Effectively, an arbitration clause stipulates that you agree to forego your right to pursue legal action against your employer in a court of law. Instead, you agree that your disputes will be resolved through a process known as arbitration. Arbitration is an alternative to litigation. Your claim is not heard by a judge or a jury, but by a neutral third party known as an arbitrator. Arbitration has several important implications.

What’s the problem with an arbitration clause?
For an employee, being forced to resolve a dispute through arbitration rather than the court system can limit relief. Further, since the dispute is not public, other employees cannot benefit from the decision. Juries are often more sympathetic to employees than an arbitrator would be. Arbitration usually means restricted evidence and fewer document requests, a disadvantage for employees who may need to access employer documents. Arbitration clauses often prohibit an employee from joining others in a class action.

Can a company force me to sign an arbitration clause?
Before you are hired, you may be asked to sign an arbitration agreement. Depending on your leverage during negotiations, you may be able to opt out of the arbitration clause. If you are entry or mid-level, it is unlikely you will be able to make such a modification to your employment contract.
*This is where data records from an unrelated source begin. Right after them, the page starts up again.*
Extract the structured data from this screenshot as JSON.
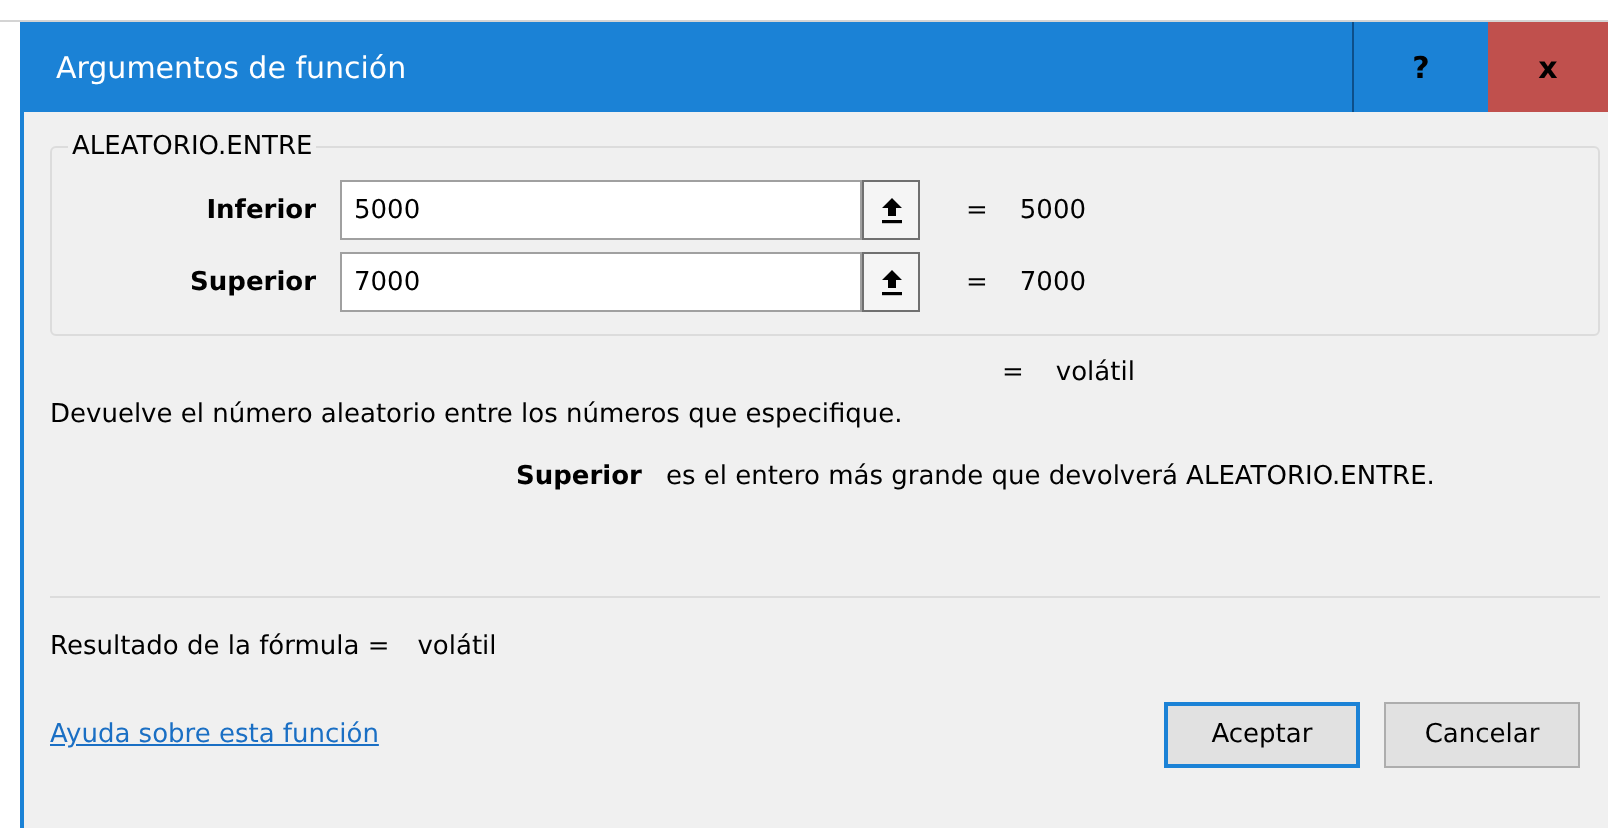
{
  "window": {
    "title": "Argumentos de función",
    "help": "?",
    "close": "x"
  },
  "function": {
    "name": "ALEATORIO.ENTRE",
    "arguments": [
      {
        "label": "Inferior",
        "value": "5000",
        "sign": "=",
        "result": "5000"
      },
      {
        "label": "Superior",
        "value": "7000",
        "sign": "=",
        "result": "7000"
      }
    ],
    "sign": "=",
    "result": "volátil"
  },
  "description": "Devuelve el número aleatorio entre los números que especifique.",
  "argument_help": {
    "name": "Superior",
    "text": "es el entero más grande que devolverá ALEATORIO.ENTRE."
  },
  "formula_result": {
    "label": "Resultado de la fórmula =",
    "value": "volátil"
  },
  "help_link": "Ayuda sobre esta función",
  "buttons": [
    {
      "label": "Aceptar",
      "default": true
    },
    {
      "label": "Cancelar",
      "default": false
    }
  ]
}
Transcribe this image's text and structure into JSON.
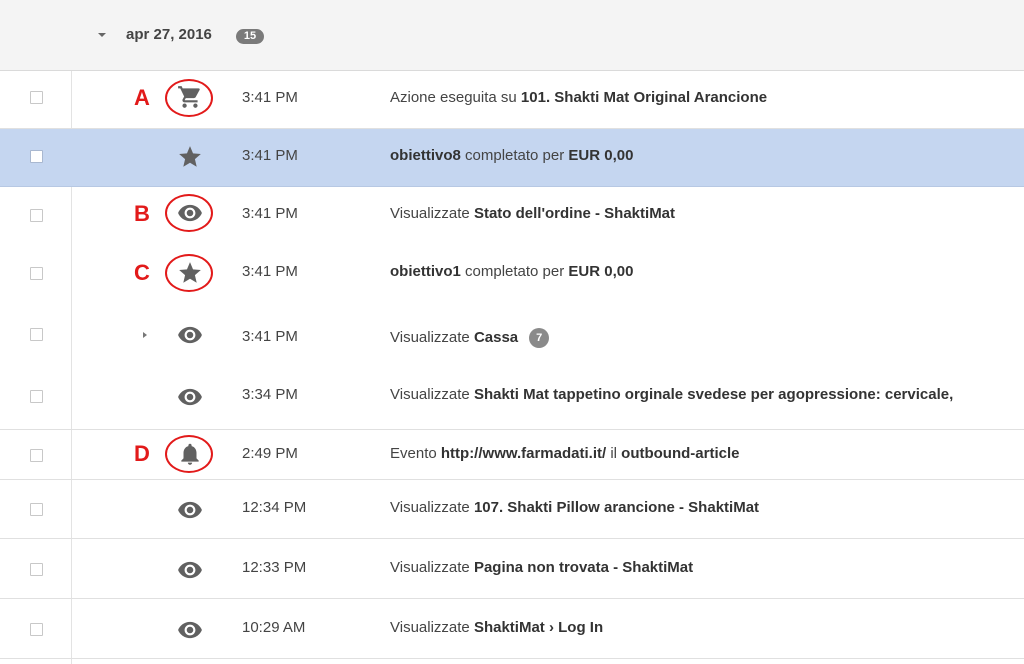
{
  "group": {
    "date": "apr 27, 2016",
    "count": "15"
  },
  "markers": {
    "a": "A",
    "b": "B",
    "c": "C",
    "d": "D"
  },
  "icons": {
    "cart": "shopping-cart-icon",
    "star": "star-icon",
    "eye": "eye-icon",
    "bell": "bell-icon"
  },
  "colors": {
    "selected_row": "#c5d6f0",
    "annotation": "#e21a1a",
    "icon": "#616161",
    "badge": "#7a7a7a"
  },
  "rows": [
    {
      "time": "3:41 PM",
      "icon": "shopping-cart-icon",
      "parts": [
        "Azione eseguita su ",
        "101. Shakti Mat Original Arancione"
      ]
    },
    {
      "time": "3:41 PM",
      "icon": "star-icon",
      "parts": [
        "obiettivo8",
        " completato per ",
        "EUR 0,00"
      ]
    },
    {
      "time": "3:41 PM",
      "icon": "eye-icon",
      "parts": [
        "Visualizzate ",
        "Stato dell'ordine - ShaktiMat"
      ]
    },
    {
      "time": "3:41 PM",
      "icon": "star-icon",
      "parts": [
        "obiettivo1",
        " completato per ",
        "EUR 0,00"
      ]
    },
    {
      "time": "3:41 PM",
      "icon": "eye-icon",
      "parts": [
        "Visualizzate ",
        "Cassa"
      ],
      "badge": "7"
    },
    {
      "time": "3:34 PM",
      "icon": "eye-icon",
      "parts": [
        "Visualizzate ",
        "Shakti Mat tappetino orginale svedese per agopressione: cervicale,"
      ]
    },
    {
      "time": "2:49 PM",
      "icon": "bell-icon",
      "parts": [
        "Evento ",
        "http://www.farmadati.it/",
        " il ",
        "outbound-article"
      ]
    },
    {
      "time": "12:34 PM",
      "icon": "eye-icon",
      "parts": [
        "Visualizzate ",
        "107. Shakti Pillow arancione - ShaktiMat"
      ]
    },
    {
      "time": "12:33 PM",
      "icon": "eye-icon",
      "parts": [
        "Visualizzate ",
        "Pagina non trovata - ShaktiMat"
      ]
    },
    {
      "time": "10:29 AM",
      "icon": "eye-icon",
      "parts": [
        "Visualizzate ",
        "ShaktiMat › Log In"
      ]
    }
  ]
}
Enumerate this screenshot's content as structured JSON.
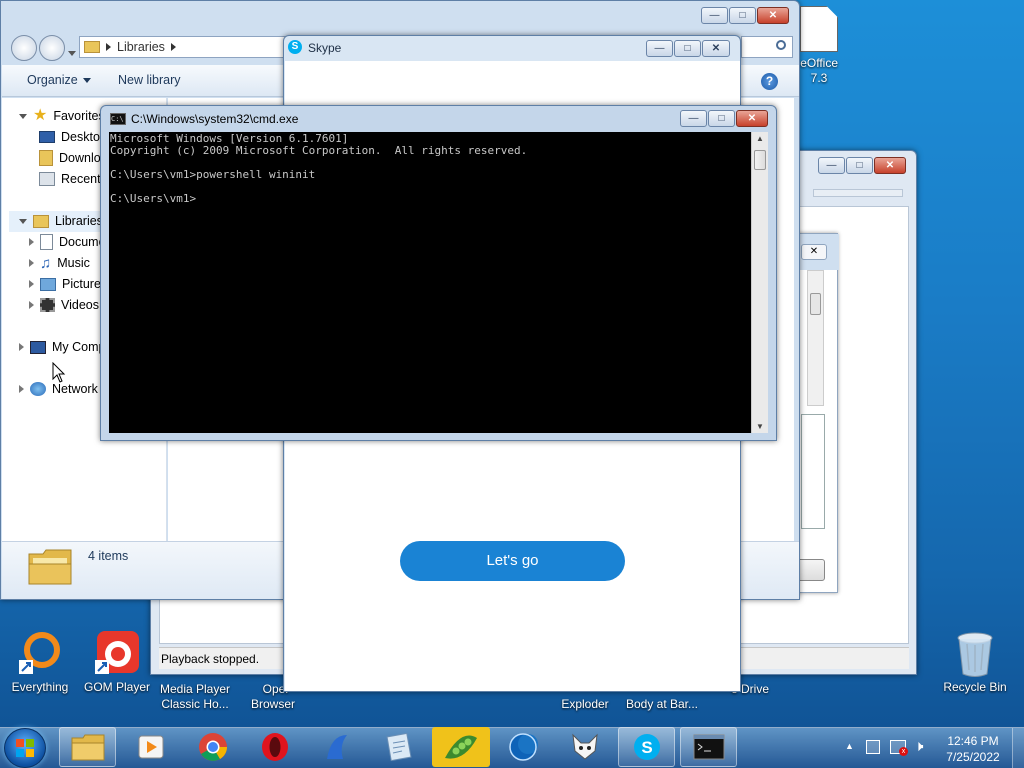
{
  "explorer": {
    "breadcrumb": "Libraries",
    "organize": "Organize",
    "new_library": "New library",
    "favorites": "Favorites",
    "desktop": "Desktop",
    "downloads": "Downlo",
    "recent": "Recent",
    "libraries": "Libraries",
    "documents": "Docume",
    "music": "Music",
    "pictures": "Pictures",
    "videos": "Videos",
    "my_computer": "My Comp",
    "network": "Network",
    "status": "4 items"
  },
  "skype": {
    "title": "Skype",
    "button": "Let's go"
  },
  "cmd": {
    "title": "C:\\Windows\\system32\\cmd.exe",
    "lines": [
      "Microsoft Windows [Version 6.1.7601]",
      "Copyright (c) 2009 Microsoft Corporation.  All rights reserved.",
      "",
      "C:\\Users\\vm1>powershell wininit",
      "",
      "C:\\Users\\vm1>"
    ]
  },
  "player": {
    "status": "Playback stopped."
  },
  "desktop_icons": {
    "libreoffice_line1": "breOffice",
    "libreoffice_line2": "7.3",
    "recycle_bin": "Recycle Bin",
    "everything": "Everything",
    "gom_player": "GOM Player",
    "mpc_line1": "Media Player",
    "mpc_line2": "Classic Ho...",
    "opera_line1": "Oper",
    "opera_line2": "Browser",
    "exploder": "Exploder",
    "body_at_bar": "Body at Bar...",
    "drive": "e Drive"
  },
  "clock": {
    "time": "12:46 PM",
    "date": "7/25/2022"
  },
  "colors": {
    "accent": "#1a83d4",
    "skype_blue": "#00aff0",
    "close_red": "#c7412b"
  }
}
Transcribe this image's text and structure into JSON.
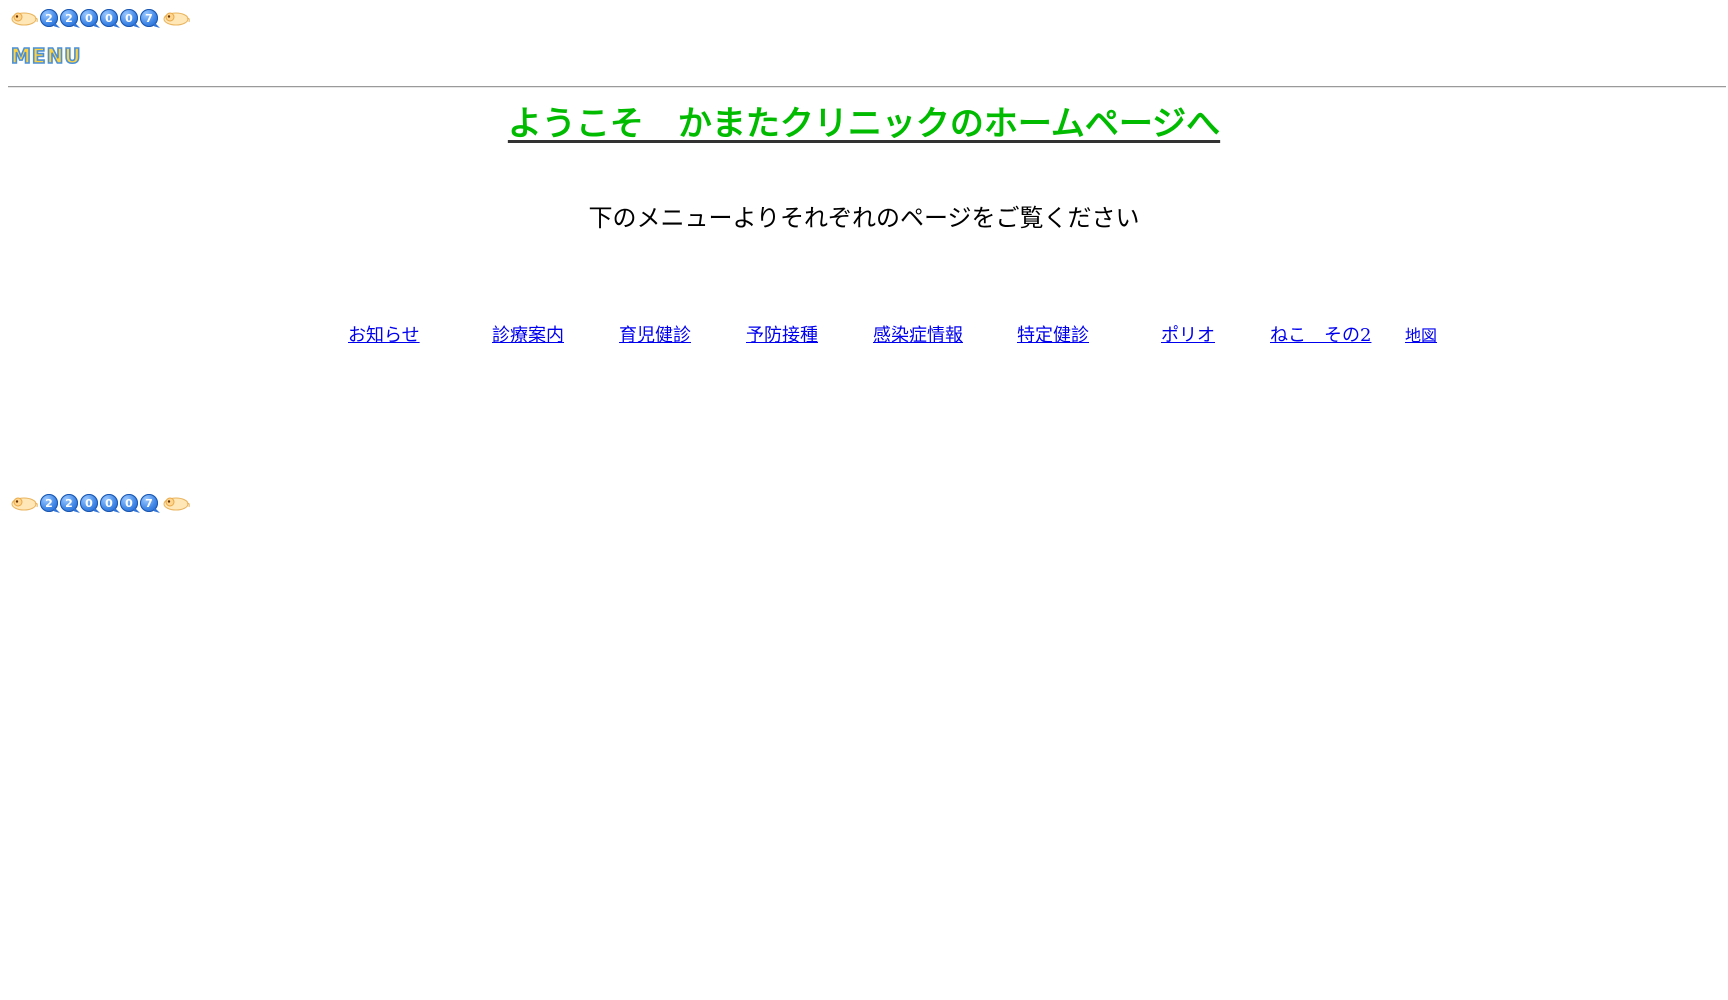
{
  "counter": {
    "digits": [
      "2",
      "2",
      "0",
      "0",
      "0",
      "7"
    ]
  },
  "menu_logo": {
    "text": "MENU"
  },
  "heading": {
    "title": "ようこそ　かまたクリニックのホームページへ",
    "subtitle": "下のメニューよりそれぞれのページをご覧ください"
  },
  "nav": {
    "items": [
      {
        "label": "お知らせ"
      },
      {
        "label": "診療案内"
      },
      {
        "label": "育児健診"
      },
      {
        "label": "予防接種"
      },
      {
        "label": "感染症情報"
      },
      {
        "label": "特定健診"
      },
      {
        "label": "ポリオ"
      },
      {
        "label": "ねこ　その2"
      },
      {
        "label": "地図"
      }
    ]
  },
  "colors": {
    "title": "#00bb00",
    "link": "#0000ee",
    "counter_digit": "#3f86e6"
  }
}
Always make sure to read and understand your contract in full before you sign it. An employer may rescind a job offer if you refuse to sign the arbitration agreement.

How can I negotiate my arbitration clause?
If you decide to sign an employment contract, you could seek to modify your arbitration clause. A very broad or restrictive clause may be modified to ensure you have just as much control over the arbitrator and arbitration process as the employer. Further, you can negotiate the contract to ensure the employer covers the cost of arbitration, as well as to reserve the right to an attorney and all available remedies.

Can I still file a lawsuit after arbitration?
A decision by an arbitrator will generally be binding and final between you and your employer. This means that even if you disagree with the ruling you are unable to pursue other legal remedies after the arbitration ends. A court case, on the other hand, can still go through the appeals process.

How do I protect my rights when signing an employment contract?
Wanta Thome Jozwiak & Wanta LLP represents employees in contract negotiation and is currently investigating legal claims related to wrongful termination, retaliation, discrimination and other employment law violations. We are dedicated to helping all employees in Minnesota protect their rights and pursue all available remedies in the event of employer misconduct. Please call 612-252-3570 to discuss your case with our St. Paul and Minneapolis employment law attorneys.